Research on attitudes regarding the use and timing of deep brain stimulation (DBS) has been mostly qualitative to this date. In this study, we aim to examine attitudes and perceptions about the use and timing of DBS in patients with Parkinson's disease (PD) who have not had DBS. We designed an online survey comprising Likert-type, multiple choice, and rank-order questions and distributed it to PD patients. We recruited participants via flyers, the Michael J. Fox Foundation Trial Finder, and the Parkinson Alliance website. We analyzed considerations for choosing or rejecting DBS and when participants would consider such a decision to be premature. Data were analyzed using descriptive and inferential statistics, including a multinomial logistic regression model. Among the 285 participants who reported not having undergone DBS, the most frequent concerns were related to the efficacy of DBS and not having exhausted medication alternatives. DBS was viewed as less convenient, effective, and safe when PD symptoms were still manageable by medication. Our regression model suggests that having fewer concerns over technical problems was a positive predictor of preferring early DBS, while concerns over DBS interfering with friendships and relationships was a negative predictor. Our results suggest that patients with PD who have not undergone DBS have a wide variety of attitudes regarding DBS and its timing. Given the increasing number of therapeutic options for PD, future work should compare perceptions and preferences regarding different PD treatment modalities to provide the best counseling for patients regarding their therapeutic options.

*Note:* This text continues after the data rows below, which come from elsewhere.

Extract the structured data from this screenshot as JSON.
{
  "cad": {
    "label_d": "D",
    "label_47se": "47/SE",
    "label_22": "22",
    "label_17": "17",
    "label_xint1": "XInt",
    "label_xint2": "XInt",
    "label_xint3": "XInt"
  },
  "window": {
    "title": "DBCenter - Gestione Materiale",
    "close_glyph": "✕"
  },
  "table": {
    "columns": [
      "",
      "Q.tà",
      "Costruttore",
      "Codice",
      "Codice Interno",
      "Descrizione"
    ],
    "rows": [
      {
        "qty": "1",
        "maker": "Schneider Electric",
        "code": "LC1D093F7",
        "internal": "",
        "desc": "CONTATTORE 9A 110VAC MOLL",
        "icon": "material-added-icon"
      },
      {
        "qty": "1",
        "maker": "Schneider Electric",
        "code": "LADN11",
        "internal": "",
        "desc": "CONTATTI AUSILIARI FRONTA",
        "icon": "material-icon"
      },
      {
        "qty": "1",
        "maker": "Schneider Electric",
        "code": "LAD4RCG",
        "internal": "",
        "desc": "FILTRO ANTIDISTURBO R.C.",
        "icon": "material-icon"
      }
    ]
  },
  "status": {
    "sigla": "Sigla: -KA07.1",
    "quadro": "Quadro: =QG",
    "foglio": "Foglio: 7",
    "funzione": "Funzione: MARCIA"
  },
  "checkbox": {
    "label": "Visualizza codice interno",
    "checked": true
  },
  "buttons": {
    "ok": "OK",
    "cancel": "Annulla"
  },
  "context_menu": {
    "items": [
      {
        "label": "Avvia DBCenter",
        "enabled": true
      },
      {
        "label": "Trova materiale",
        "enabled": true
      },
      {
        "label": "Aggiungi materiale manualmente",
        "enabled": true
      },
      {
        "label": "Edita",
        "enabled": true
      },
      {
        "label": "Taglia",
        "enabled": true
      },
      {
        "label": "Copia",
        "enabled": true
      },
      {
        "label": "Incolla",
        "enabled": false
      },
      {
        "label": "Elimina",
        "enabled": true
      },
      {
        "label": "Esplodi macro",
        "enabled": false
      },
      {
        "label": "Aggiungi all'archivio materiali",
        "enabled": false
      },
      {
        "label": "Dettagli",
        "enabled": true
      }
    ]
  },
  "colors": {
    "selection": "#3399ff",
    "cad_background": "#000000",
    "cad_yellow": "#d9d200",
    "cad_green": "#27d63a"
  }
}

All Science Journal Classification (ASJC) codes
- Clinical Neurology
- Physiology (medical)